◆ TASK BRIEF ◆
What follows is a set of records; copy all of it exactly.
SUPPLIED DATA START
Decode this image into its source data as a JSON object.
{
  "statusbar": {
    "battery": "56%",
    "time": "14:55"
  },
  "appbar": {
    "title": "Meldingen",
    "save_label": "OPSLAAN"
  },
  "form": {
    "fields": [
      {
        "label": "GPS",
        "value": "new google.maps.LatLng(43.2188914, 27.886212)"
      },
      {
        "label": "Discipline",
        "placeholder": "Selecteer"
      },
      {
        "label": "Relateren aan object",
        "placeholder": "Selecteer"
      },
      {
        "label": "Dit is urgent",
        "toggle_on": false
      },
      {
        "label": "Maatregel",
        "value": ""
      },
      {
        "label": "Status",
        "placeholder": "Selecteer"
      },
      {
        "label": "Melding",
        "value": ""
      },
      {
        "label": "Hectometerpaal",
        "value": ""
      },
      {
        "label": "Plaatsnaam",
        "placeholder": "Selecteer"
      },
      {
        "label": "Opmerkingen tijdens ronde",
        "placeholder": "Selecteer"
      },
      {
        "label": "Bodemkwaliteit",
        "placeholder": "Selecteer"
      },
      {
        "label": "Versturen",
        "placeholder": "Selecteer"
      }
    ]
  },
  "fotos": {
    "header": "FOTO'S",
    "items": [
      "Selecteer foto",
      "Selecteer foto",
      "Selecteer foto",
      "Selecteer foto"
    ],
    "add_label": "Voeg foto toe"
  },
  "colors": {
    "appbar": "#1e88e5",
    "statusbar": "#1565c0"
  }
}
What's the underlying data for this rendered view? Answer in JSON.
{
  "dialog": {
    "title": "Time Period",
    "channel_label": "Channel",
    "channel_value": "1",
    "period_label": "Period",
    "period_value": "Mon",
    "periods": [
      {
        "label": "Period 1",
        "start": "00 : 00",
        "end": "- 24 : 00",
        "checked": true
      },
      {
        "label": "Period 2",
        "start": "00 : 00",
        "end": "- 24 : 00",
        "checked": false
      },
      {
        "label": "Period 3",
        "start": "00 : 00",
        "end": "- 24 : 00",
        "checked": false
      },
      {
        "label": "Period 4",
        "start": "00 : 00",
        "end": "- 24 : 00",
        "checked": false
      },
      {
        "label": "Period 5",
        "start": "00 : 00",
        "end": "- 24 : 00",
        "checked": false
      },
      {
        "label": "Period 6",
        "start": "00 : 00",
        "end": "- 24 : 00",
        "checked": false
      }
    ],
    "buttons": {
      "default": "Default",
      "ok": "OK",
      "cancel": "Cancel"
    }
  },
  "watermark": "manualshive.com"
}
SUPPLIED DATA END
◆ REPLY ◆
Decode this image into its source data as a JSON object.
{
  "statusbar": {
    "battery": "56%",
    "time": "14:55"
  },
  "appbar": {
    "title": "Meldingen",
    "save_label": "OPSLAAN"
  },
  "form": {
    "fields": [
      {
        "label": "GPS",
        "value": "new google.maps.LatLng(43.2188914, 27.886212)"
      },
      {
        "label": "Discipline",
        "placeholder": "Selecteer"
      },
      {
        "label": "Relateren aan object",
        "placeholder": "Selecteer"
      },
      {
        "label": "Dit is urgent",
        "toggle_on": false
      },
      {
        "label": "Maatregel",
        "value": ""
      },
      {
        "label": "Status",
        "placeholder": "Selecteer"
      },
      {
        "label": "Melding",
        "value": ""
      },
      {
        "label": "Hectometerpaal",
        "value": ""
      },
      {
        "label": "Plaatsnaam",
        "placeholder": "Selecteer"
      },
      {
        "label": "Opmerkingen tijdens ronde",
        "placeholder": "Selecteer"
      },
      {
        "label": "Bodemkwaliteit",
        "placeholder": "Selecteer"
      },
      {
        "label": "Versturen",
        "placeholder": "Selecteer"
      }
    ]
  },
  "fotos": {
    "header": "FOTO'S",
    "items": [
      "Selecteer foto",
      "Selecteer foto",
      "Selecteer foto",
      "Selecteer foto"
    ],
    "add_label": "Voeg foto toe"
  },
  "colors": {
    "appbar": "#1e88e5",
    "statusbar": "#1565c0"
  }
}
What's the underlying data for this rendered view? Answer in JSON.
{
  "dialog": {
    "title": "Time Period",
    "channel_label": "Channel",
    "channel_value": "1",
    "period_label": "Period",
    "period_value": "Mon",
    "periods": [
      {
        "label": "Period 1",
        "start": "00 : 00",
        "end": "- 24 : 00",
        "checked": true
      },
      {
        "label": "Period 2",
        "start": "00 : 00",
        "end": "- 24 : 00",
        "checked": false
      },
      {
        "label": "Period 3",
        "start": "00 : 00",
        "end": "- 24 : 00",
        "checked": false
      },
      {
        "label": "Period 4",
        "start": "00 : 00",
        "end": "- 24 : 00",
        "checked": false
      },
      {
        "label": "Period 5",
        "start": "00 : 00",
        "end": "- 24 : 00",
        "checked": false
      },
      {
        "label": "Period 6",
        "start": "00 : 00",
        "end": "- 24 : 00",
        "checked": false
      }
    ],
    "buttons": {
      "default": "Default",
      "ok": "OK",
      "cancel": "Cancel"
    }
  },
  "watermark": "manualshive.com"
}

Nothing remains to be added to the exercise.